/Two-year-old becomes youngest person to die of COVID-19 in B.C. | CTV News

Two-year-old becomes youngest person to die of COVID-19 in B.C. | CTV News

British Columbia suffered another eight deaths related to COVID-19 over the weekend, and one of the victims was just two years old.

Provincial health officer Dr. Bonnie Henry announced the tragic news during her pandemic briefing on Monday, noting that the toddler is now the youngest person to have succumbed to the disease in B.C.

“Although this child had pre-existing health conditions that complicated their illness, it was the virus that caused their death,” Henry said.

The child was from the Fraser Health region, which spans from Burnaby to Boston Bar, but had been getting specialized care at BC Children’s Hospital in Vancouver.

The toddler’s death serves as a reminder of the “vicious nature of this virus,” Henry added.

“Our thoughts and prayers and condolences go to the family of this child, and to all of the families and care providers who I know have been so affected by caring for people and who have lost loved ones in this pandemic,” she said.
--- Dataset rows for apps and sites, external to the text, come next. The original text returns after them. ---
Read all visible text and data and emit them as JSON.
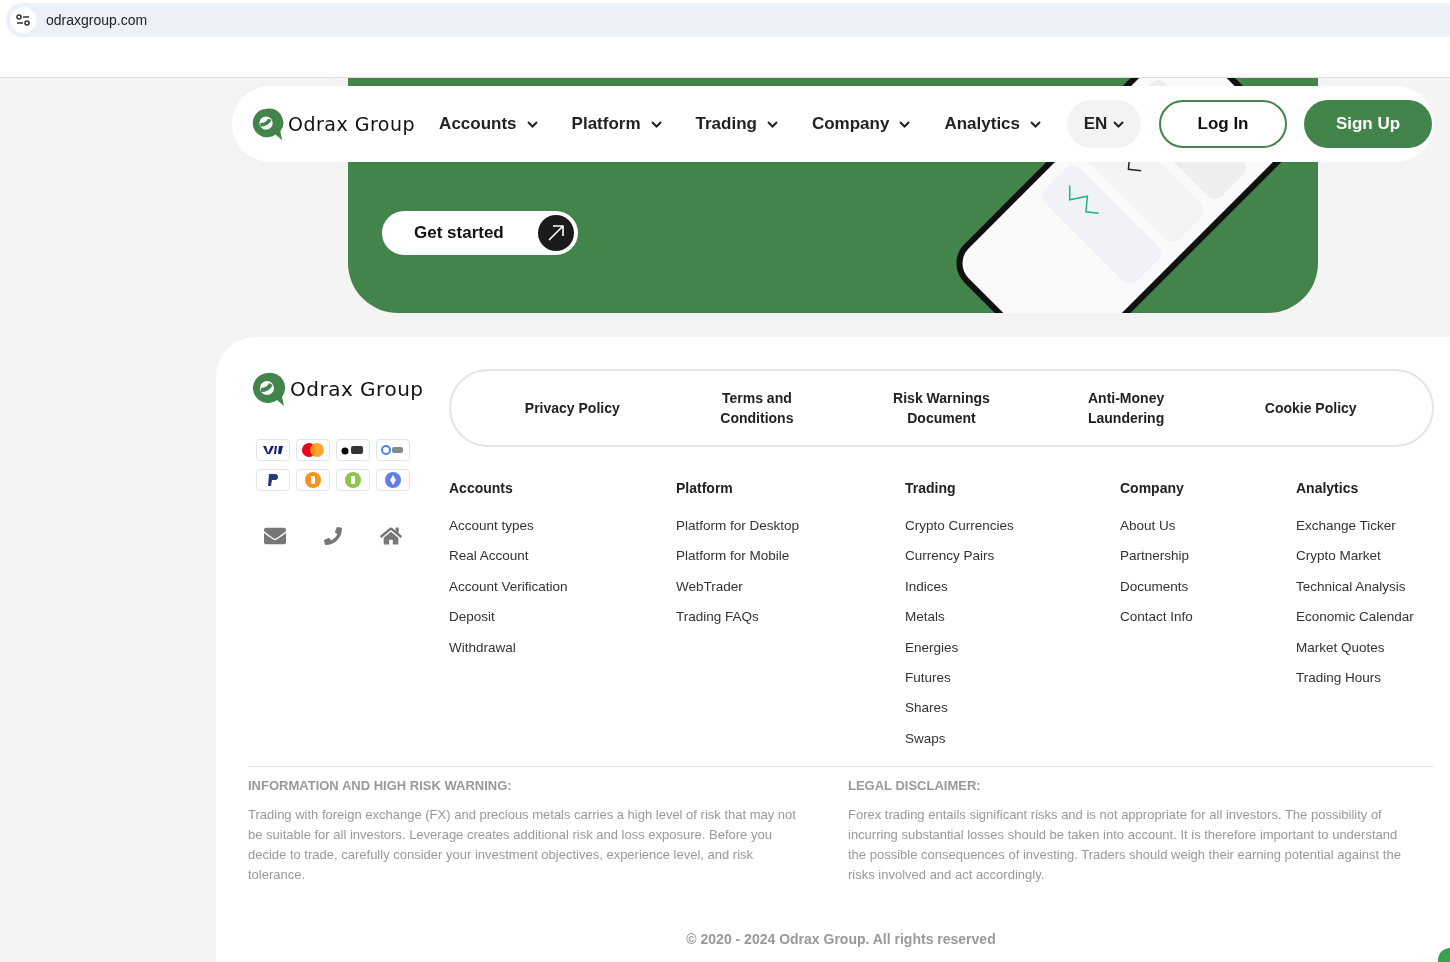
{
  "browser": {
    "url": "odraxgroup.com"
  },
  "nav": {
    "brand": "Odrax Group",
    "menu": [
      {
        "label": "Accounts"
      },
      {
        "label": "Platform"
      },
      {
        "label": "Trading"
      },
      {
        "label": "Company"
      },
      {
        "label": "Analytics"
      }
    ],
    "language": "EN",
    "login": "Log In",
    "signup": "Sign Up"
  },
  "hero": {
    "cta": "Get started"
  },
  "footer": {
    "brand": "Odrax Group",
    "policies": [
      "Privacy Policy",
      "Terms and Conditions",
      "Risk Warnings Document",
      "Anti-Money Laundering",
      "Cookie Policy"
    ],
    "columns": [
      {
        "title": "Accounts",
        "links": [
          "Account types",
          "Real Account",
          "Account Verification",
          "Deposit",
          "Withdrawal"
        ]
      },
      {
        "title": "Platform",
        "links": [
          "Platform for Desktop",
          "Platform for Mobile",
          "WebTrader",
          "Trading FAQs"
        ]
      },
      {
        "title": "Trading",
        "links": [
          "Crypto Currencies",
          "Currency Pairs",
          "Indices",
          "Metals",
          "Energies",
          "Futures",
          "Shares",
          "Swaps"
        ]
      },
      {
        "title": "Company",
        "links": [
          "About Us",
          "Partnership",
          "Documents",
          "Contact Info"
        ]
      },
      {
        "title": "Analytics",
        "links": [
          "Exchange Ticker",
          "Crypto Market",
          "Technical Analysis",
          "Economic Calendar",
          "Market Quotes",
          "Trading Hours"
        ]
      }
    ],
    "warnings": [
      {
        "title": "INFORMATION AND HIGH RISK WARNING:",
        "text": "Trading with foreign exchange (FX) and precious metals carries a high level of risk that may not be suitable for all investors. Leverage creates additional risk and loss exposure. Before you decide to trade, carefully consider your investment objectives, experience level, and risk tolerance."
      },
      {
        "title": "LEGAL DISCLAIMER:",
        "text": "Forex trading entails significant risks and is not appropriate for all investors. The possibility of incurring substantial losses should be taken into account. It is therefore important to understand the possible consequences of investing. Traders should weigh their earning potential against the risks involved and act accordingly."
      }
    ],
    "copyright": "© 2020 - 2024 Odrax Group. All rights reserved"
  }
}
The province has now recorded 1,538 deaths related to COVID-19 since the start of the pandemic.

B.C. also once again broke hospitalization records over the weekend, when the number of patients battling the disease in hospital reached a new high of 441. That includes 138 patients in intensive care, another record for the province.

B.C. Health Minister Adrian Dix revealed the province has started using surge capacity to care for the influx of COVID-19 patients in hospital. While some regions have plenty of available base capacity, others are nearing their limit – including the Interior Health region, which is already using 22.5 per cent of available surge beds.

The more surge capacity that’s used, the more resources need to be diverted to COVID-19 care from other parts of the province’s health system, officials said. A number of scheduled non-emergency surgeries have already been strategically delayed in the Lower Mainland in order to address the worsening state of the pandemic in hospitals.

Dix urged the public to do their part to limit the spread of COVID-19, which in turn limits the burden being placed on exhausted health-care workers who have been fighting the pandemic for more than a year.

“We need to take action together,” Dix said. “What’s happening in hospitals is always affected by what all of us do in communities, and we all have to take action to reduce transmission of COVID-19.”

Meanwhile, the number of daily COVID-19 cases being recorded in B.C. remains high. The province identified another 2,960 infections over the weekend, bringing the provincial total to 120,040.

The rolling weekly average has been slowly declining in recent days, reaching 1,030 Monday after hitting a record high of 1,129 on April 12. But Henry and Dix said the province’s curve has only begun to bend back down, and it’s too soon to relax any of B.C.’s current COVID-19 restrictions.

Officials revealed Monday that all the current public health orders related to the pandemic will remain in place until after the May long weekend, and that a new travel restriction banning people from moving between health regions for recreational reasons will be implemented on Friday.

The province also expanded eligibility for the AstraZeneca vaccine to everyone 40 and up, with Henry and Dix noting an alarming spike in hospitalizations among the 40-59 age group.

B.C. administered another 98,060 doses of the Pfizer-BioNTech, Moderna and AstraZeneca vaccines over the weekend, for a combined total of 1,380,160 first and second doses across the province so far.

About 30 per cent of the adult population has now been vaccinated, Henry said, and officials hope to have 60 per cent protected by the end of May.

“Vaccination has proven to be one of the most powerful tools that we have,” Henry said.

“Immunization can get case rates to our post-pandemic levels, and this is what we need to focus on over the next five weeks.”